INSTRUCTIONS TO FOLLOW: What is needed is an exact retyping of each entry, pictures excluded.

LISTED ENTRIES:

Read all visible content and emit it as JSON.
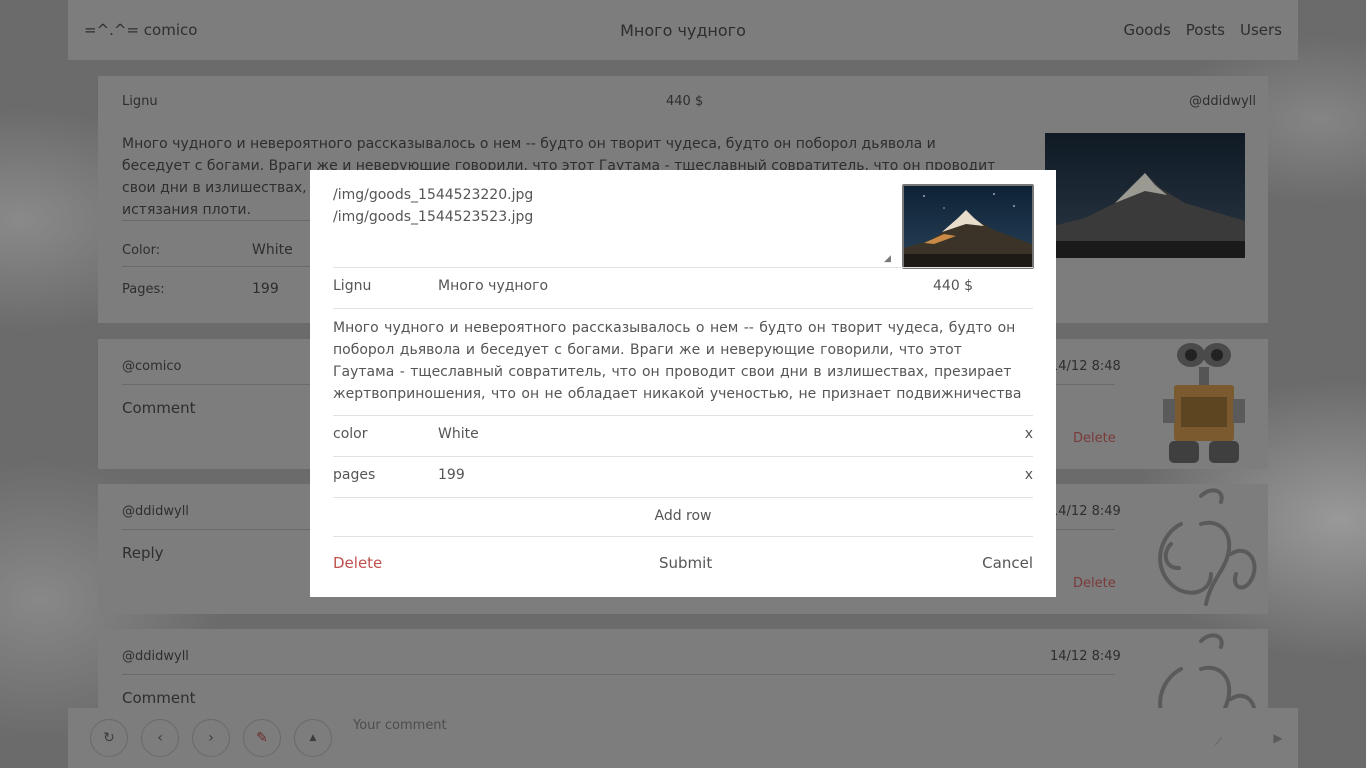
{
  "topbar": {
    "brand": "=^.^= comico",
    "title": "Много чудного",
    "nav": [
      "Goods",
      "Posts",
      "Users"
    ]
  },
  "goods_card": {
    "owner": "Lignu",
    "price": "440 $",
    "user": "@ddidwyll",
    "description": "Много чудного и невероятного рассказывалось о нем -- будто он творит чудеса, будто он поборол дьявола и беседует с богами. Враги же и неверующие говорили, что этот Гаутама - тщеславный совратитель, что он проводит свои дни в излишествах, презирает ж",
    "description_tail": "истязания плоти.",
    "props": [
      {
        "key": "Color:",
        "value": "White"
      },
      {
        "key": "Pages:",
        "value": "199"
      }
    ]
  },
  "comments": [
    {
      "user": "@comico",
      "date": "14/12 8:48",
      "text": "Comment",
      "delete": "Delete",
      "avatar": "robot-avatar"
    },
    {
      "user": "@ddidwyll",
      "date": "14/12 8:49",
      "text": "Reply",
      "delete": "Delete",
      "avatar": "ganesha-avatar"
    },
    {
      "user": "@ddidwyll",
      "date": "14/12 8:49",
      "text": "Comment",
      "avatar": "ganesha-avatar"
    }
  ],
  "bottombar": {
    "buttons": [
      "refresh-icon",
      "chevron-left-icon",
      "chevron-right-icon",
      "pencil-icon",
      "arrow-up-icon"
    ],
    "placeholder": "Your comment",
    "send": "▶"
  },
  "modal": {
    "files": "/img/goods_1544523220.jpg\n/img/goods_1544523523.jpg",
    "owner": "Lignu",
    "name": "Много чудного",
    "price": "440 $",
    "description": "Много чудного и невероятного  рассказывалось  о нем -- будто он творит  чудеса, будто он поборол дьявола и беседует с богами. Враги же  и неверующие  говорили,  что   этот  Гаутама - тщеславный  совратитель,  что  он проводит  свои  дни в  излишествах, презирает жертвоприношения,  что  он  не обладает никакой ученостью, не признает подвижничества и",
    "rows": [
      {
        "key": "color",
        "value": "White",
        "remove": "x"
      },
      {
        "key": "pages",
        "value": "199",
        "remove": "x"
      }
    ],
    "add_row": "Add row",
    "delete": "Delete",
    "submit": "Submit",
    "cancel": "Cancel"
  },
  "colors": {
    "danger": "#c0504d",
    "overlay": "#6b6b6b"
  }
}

ANSWER FOR THIS EXERCISE:
Read all visible content and emit it as JSON.
{
  "topbar": {
    "brand": "=^.^= comico",
    "title": "Много чудного",
    "nav": [
      "Goods",
      "Posts",
      "Users"
    ]
  },
  "goods_card": {
    "owner": "Lignu",
    "price": "440 $",
    "user": "@ddidwyll",
    "description": "Много чудного и невероятного рассказывалось о нем -- будто он творит чудеса, будто он поборол дьявола и беседует с богами. Враги же и неверующие говорили, что этот Гаутама - тщеславный совратитель, что он проводит свои дни в излишествах, презирает ж",
    "description_tail": "истязания плоти.",
    "props": [
      {
        "key": "Color:",
        "value": "White"
      },
      {
        "key": "Pages:",
        "value": "199"
      }
    ]
  },
  "comments": [
    {
      "user": "@comico",
      "date": "14/12 8:48",
      "text": "Comment",
      "delete": "Delete",
      "avatar": "robot-avatar"
    },
    {
      "user": "@ddidwyll",
      "date": "14/12 8:49",
      "text": "Reply",
      "delete": "Delete",
      "avatar": "ganesha-avatar"
    },
    {
      "user": "@ddidwyll",
      "date": "14/12 8:49",
      "text": "Comment",
      "avatar": "ganesha-avatar"
    }
  ],
  "bottombar": {
    "buttons": [
      "refresh-icon",
      "chevron-left-icon",
      "chevron-right-icon",
      "pencil-icon",
      "arrow-up-icon"
    ],
    "placeholder": "Your comment",
    "send": "▶"
  },
  "modal": {
    "files": "/img/goods_1544523220.jpg\n/img/goods_1544523523.jpg",
    "owner": "Lignu",
    "name": "Много чудного",
    "price": "440 $",
    "description": "Много чудного и невероятного  рассказывалось  о нем -- будто он творит  чудеса, будто он поборол дьявола и беседует с богами. Враги же  и неверующие  говорили,  что   этот  Гаутама - тщеславный  совратитель,  что  он проводит  свои  дни в  излишествах, презирает жертвоприношения,  что  он  не обладает никакой ученостью, не признает подвижничества и",
    "rows": [
      {
        "key": "color",
        "value": "White",
        "remove": "x"
      },
      {
        "key": "pages",
        "value": "199",
        "remove": "x"
      }
    ],
    "add_row": "Add row",
    "delete": "Delete",
    "submit": "Submit",
    "cancel": "Cancel"
  },
  "colors": {
    "danger": "#c0504d",
    "overlay": "#6b6b6b"
  }
}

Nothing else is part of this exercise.